Print PDF

Practice Areas

TPP Offers Opportunities for Automotive Sector; ST&R Webinar to Review

Friday, December 18, 2015
Sandler, Travis & Rosenberg Trade Report

The Trans-Pacific Partnership will eliminate tariffs and includes other provisions that will benefit U.S. companies producing motor vehicles, motorcycles and auto parts. Sandler & Travis Trade Advisory Services will conduct a webinar Jan. 7, 2016, to review TPP’s automotive provisions and the practical impact they will have.

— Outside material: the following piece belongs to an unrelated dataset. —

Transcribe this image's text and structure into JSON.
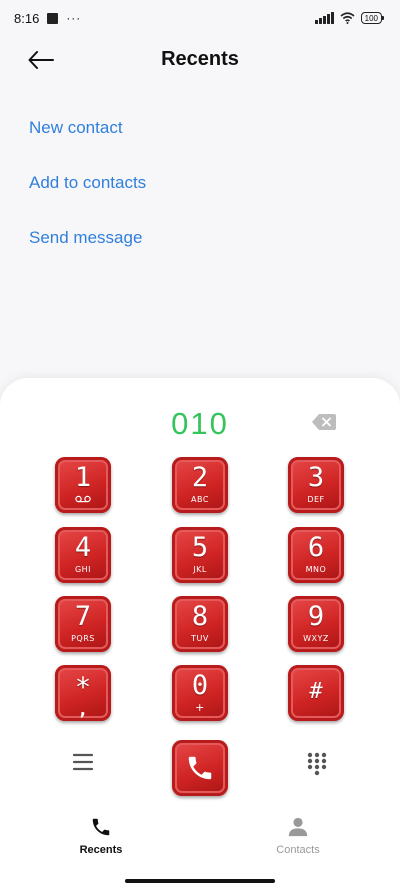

The International Trade Administration states that U.S. exports of automotive products to TPP countries with which the U.S. does not already have a free trade agreement – Japan, Malaysia, Vietnam, New Zealand and Brunei – totaled $2.4 billion in 2014 but most ($1.9 billion) went to Japan, where the simple average tariff is only 0.2 percent. Exports to Vietnam, where the average tariff is 22.2 percent and applied tariffs can reach 75 percent, were $131 million, while exports to Malaysia, which has an average tariff of 20.5 percent and a maximum of 50 percent, were just $74 million. Japan’s tariffs will be eliminated as soon as TPP takes effect and Malaysia’s will be gone within 11 years, including 74 percent immediately. Vietnam will move more slowly, with only 32 percent eliminated when TPP takes effect but 70 percent eliminated within four years.

To ensure that these benefits will go to TPP partner countries, the Office of the U.S. Trade Representative adds, the agreement includes strong rules of origin for both autos and auto parts that are more accurate, more easily verifiable and more enforceable than those of NAFTA.

The ITA notes that TPP also ensures that recovered materials derived in the region and used in remanufactured goods count as TPP materials, allowing more goods to count as TPP originating and thus benefiting from preferential duty treatment.

Further, a separate U.S.-Japan agreement addresses a wide range of Japanese non-tariff measures that have limited market access for U.S.-made autos and auto parts, including transparency in regulations, standards, certification, financial incentives and distribution. There are also expedited procedures and a rapid consultation mechanism to head off any new non-tariff measures that may emerge as well as a special safeguard mechanism to address possible import surges.

To get news like this in your inbox daily, subscribe to the Sandler, Travis & Rosenberg Trade Report.

Customs & International Headlines